The Chapel Hill entity also seemed to be desiring a role of “master developer” in charge of the process. “That’s not what we thought was needed,” Rowe said.
McCarley highly regarded
The mayor explained that Mount Airy officials learned of McCarley’s existence through City Attorney Hugh Campbell, who has been heavily involved in recent redevelopment efforts along with Rowe and City Manager Barbara Jones.
“Hugh Campbell had run across Mr. McCarley and heard him make a speech,” said Rowe, who mentioned that other local officials also came to be impressed with the Charlotte lawyer and his enthusiasm for redevelopment.
“Mr. McCarley was a former city attorney in Charlotte,” Rowe said, as well as in Greenville, with his local government experience totaling 39 years. He has handled 20 to 25 redevelopment projects in a public sector capacity and another six or seven more through the Charlotte law firm with whom he’s now associated, Parker-Poe.
“So we chose him to move forward with what we’re trying to do,” Rowe said.
“He (McCarley) will be working with the city mayor and board of commissioners to meet the goals set by the board for this project and working to align the vision of developers and the city for an exciting outcome,” says a statement issued by the city manager’s office.
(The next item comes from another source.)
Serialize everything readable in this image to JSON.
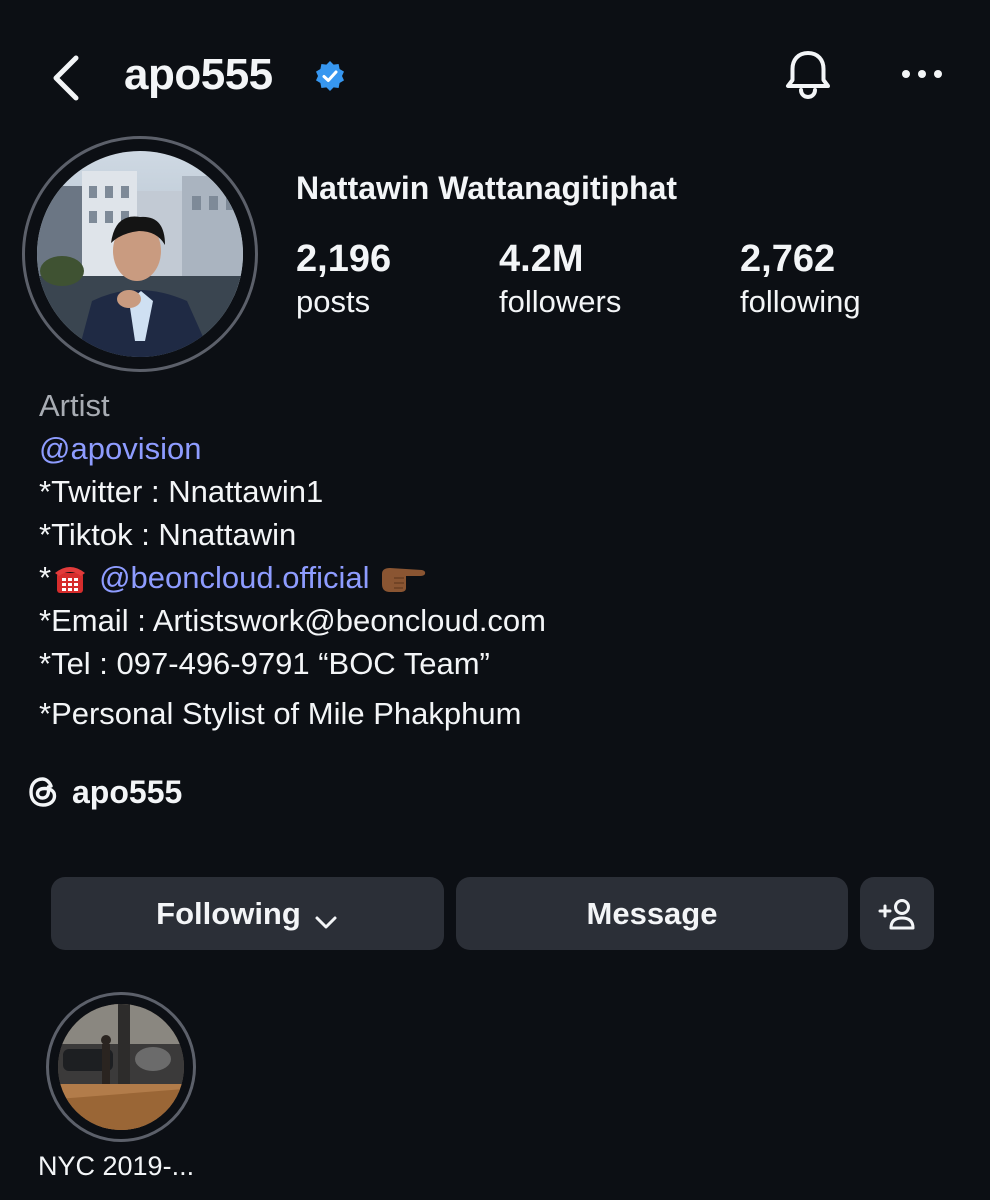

“Mr. McCarley brings great energy and excitement to this process.”
Rowe added that McCarley even devoted time this past weekend to pay a visit to Mount Airy and see the Spencer’s site up close.
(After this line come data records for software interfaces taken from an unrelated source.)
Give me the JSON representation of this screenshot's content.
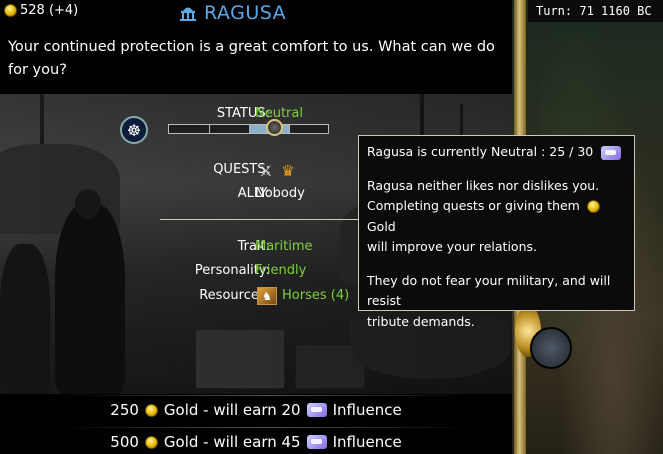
{
  "header": {
    "gold": "528 (+4)",
    "city_name": "RAGUSA"
  },
  "turn_info": "Turn: 71   1160 BC",
  "greeting": "Your continued protection is a great comfort to us.  What can we do for you?",
  "status": {
    "label": "STATUS:",
    "value": "Neutral",
    "influence_current": 25,
    "influence_max": 30
  },
  "quests": {
    "label": "QUESTS:",
    "icons": [
      "crossed-swords-icon",
      "crown-icon"
    ]
  },
  "ally": {
    "label": "ALLY:",
    "value": "Nobody"
  },
  "trait": {
    "label": "Trait:",
    "value": "Maritime"
  },
  "personality": {
    "label": "Personality:",
    "value": "Friendly"
  },
  "resources": {
    "label": "Resources:",
    "value": "Horses (4)",
    "icon": "horses-icon"
  },
  "tooltip": {
    "line1": "Ragusa is currently Neutral : 25 / 30",
    "line2": "Ragusa neither likes nor dislikes you.",
    "line3_pre": "Completing quests or giving them",
    "line3_post": "Gold",
    "line4": "will improve your relations.",
    "line5": "They do not fear your military, and will resist",
    "line6": "tribute demands."
  },
  "gifts": [
    {
      "amount": "250",
      "gold_label": "Gold - will earn 20",
      "influence_label": "Influence"
    },
    {
      "amount": "500",
      "gold_label": "Gold - will earn 45",
      "influence_label": "Influence"
    }
  ],
  "colors": {
    "title": "#5aa9e6",
    "value_green": "#7fd13b",
    "panel_bg": "#000000"
  }
}
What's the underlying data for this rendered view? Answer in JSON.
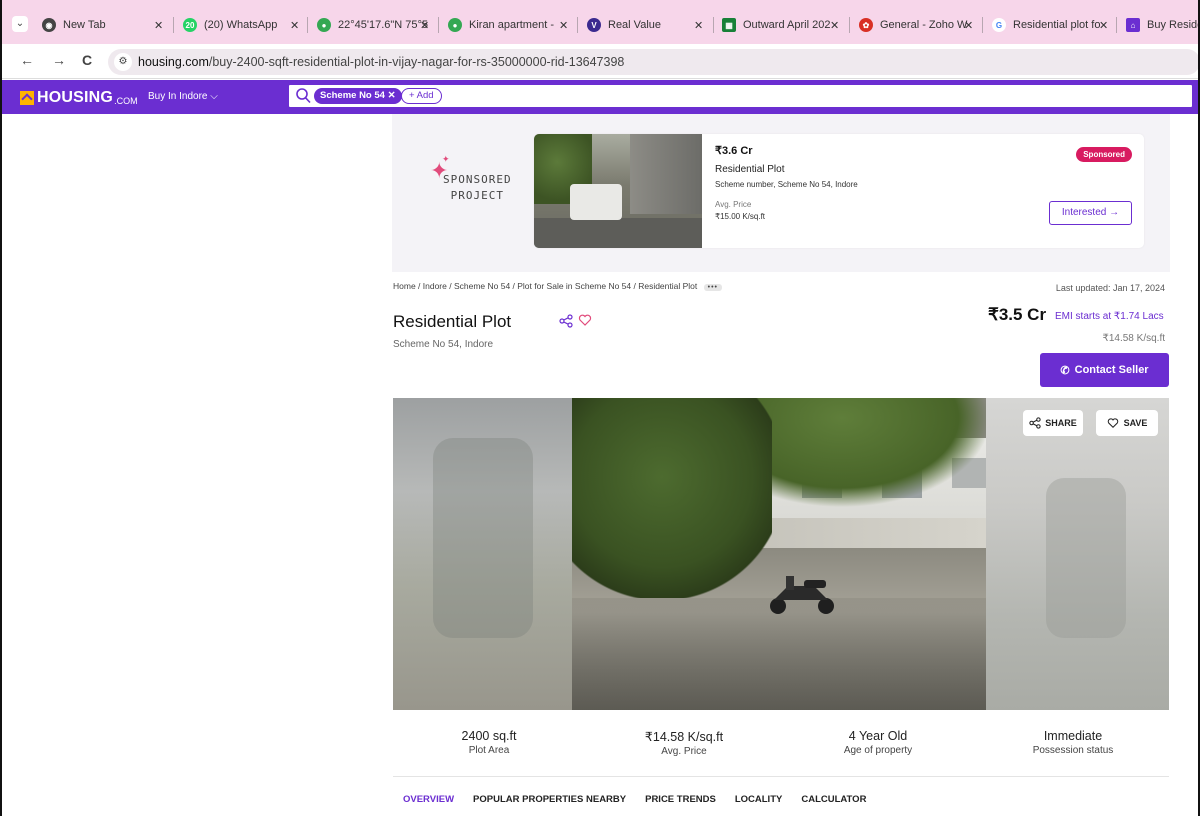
{
  "browser": {
    "tabs": [
      {
        "title": "New Tab",
        "color": "#444444"
      },
      {
        "title": "(20) WhatsApp",
        "color": "#25d366"
      },
      {
        "title": "22°45'17.6\"N 75°5",
        "color": "#34a853"
      },
      {
        "title": "Kiran apartment -",
        "color": "#34a853"
      },
      {
        "title": "Real Value",
        "color": "#3b2a8f"
      },
      {
        "title": "Outward April 202",
        "color": "#188038"
      },
      {
        "title": "General - Zoho W",
        "color": "#d93025"
      },
      {
        "title": "Residential plot fo",
        "color": "#4285f4"
      },
      {
        "title": "Buy Residenti",
        "color": "#6b2ed1"
      }
    ],
    "url_domain": "housing.com",
    "url_path": "/buy-2400-sqft-residential-plot-in-vijay-nagar-for-rs-35000000-rid-13647398"
  },
  "header": {
    "logo_text": "HOUSING",
    "logo_suffix": ".COM",
    "city_selector": "Buy In Indore",
    "search_chip": "Scheme No 54",
    "add_label": "+ Add"
  },
  "sponsored": {
    "title_line1": "SPONSORED",
    "title_line2": "PROJECT",
    "price": "₹3.6 Cr",
    "type": "Residential Plot",
    "location": "Scheme number, Scheme No 54, Indore",
    "avg_label": "Avg. Price",
    "avg_value": "₹15.00 K/sq.ft",
    "badge": "Sponsored",
    "button": "Interested →"
  },
  "listing": {
    "breadcrumb": "Home / Indore / Scheme No 54 / Plot for Sale in Scheme No 54 / Residential Plot",
    "breadcrumb_more": "•••",
    "last_updated": "Last updated: Jan 17, 2024",
    "title": "Residential Plot",
    "location": "Scheme No 54, Indore",
    "price": "₹3.5 Cr",
    "emi": "EMI starts at ₹1.74 Lacs",
    "price_per_sqft": "₹14.58 K/sq.ft",
    "contact_button": "Contact Seller",
    "share_label": "SHARE",
    "save_label": "SAVE"
  },
  "stats": [
    {
      "value": "2400 sq.ft",
      "label": "Plot Area"
    },
    {
      "value": "₹14.58 K/sq.ft",
      "label": "Avg. Price"
    },
    {
      "value": "4 Year Old",
      "label": "Age of property"
    },
    {
      "value": "Immediate",
      "label": "Possession status"
    }
  ],
  "section_tabs": [
    {
      "label": "OVERVIEW",
      "active": true
    },
    {
      "label": "POPULAR PROPERTIES NEARBY",
      "active": false
    },
    {
      "label": "PRICE TRENDS",
      "active": false
    },
    {
      "label": "LOCALITY",
      "active": false
    },
    {
      "label": "CALCULATOR",
      "active": false
    }
  ],
  "colors": {
    "brand": "#6b2ed1",
    "tabbar": "#f7d6ea",
    "sponsored_badge": "#d81b60"
  }
}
“He came up on Saturday and he and Martin Collins (city community development director) walked through the buildings.” McCarley was quite excited about the potential of the property, Rowe said.
“And more than that, he was very enthusiastic about Mount Airy,” he said, after touring its downtown and other sections.
Rather than a flat fee, the new contract calls for McCarley to be paid at the rate of $375 per hour and the city to be billed monthly.
“He estimates 100 hours,” the mayor said of what the Spencer’s redevelopment will entail, pointing out that this represents a lower overall cost than that proposed by the UNC School of Government.
McCarley’s involvement will begin with identifying goals, growth and the impact on the Spencer’s property and surrounding area.
“We will be setting a date for a workshop to better define the goals of this development project,” the statement from the city manager’s office says.
“This will be an open meeting and we encourage citizens to attend. The date and time will be announced.”
Ironically, this was done early on in the redevelopment process, but the mayor deflected suggestions that the municipality was back at Square One in a sense.
Such projects often require a Plan B or Plan C if Plan A doesn’t work out, and Mount Airy has two developers “still very interested” in Spencer’s, he said
But they are eyeing only two or three of the roughly 20 structures that occupy the 10-acre site. “So we’re looking for suggestions about what to do with the rest of the property,” Rowe said.
One is for a farmers market to be put there.
There is some degree of urgency involved, due to projects needing to get under way in order to meet a timeline for receiving historic tax credits to aid the redevelopment.
“At the end of the day, we want all citizens to be proud of this development and hope to provide quality and sustainable development that helps with growth in our downtown and the surrounding properties,” Rowe stated.
“I feel this is an exciting opportunity and we are ready to get this ball rolling. Time is of the essence.”
Tom Joyce may be reached at 336-415-4693 or on Twitter @Me_Reporter.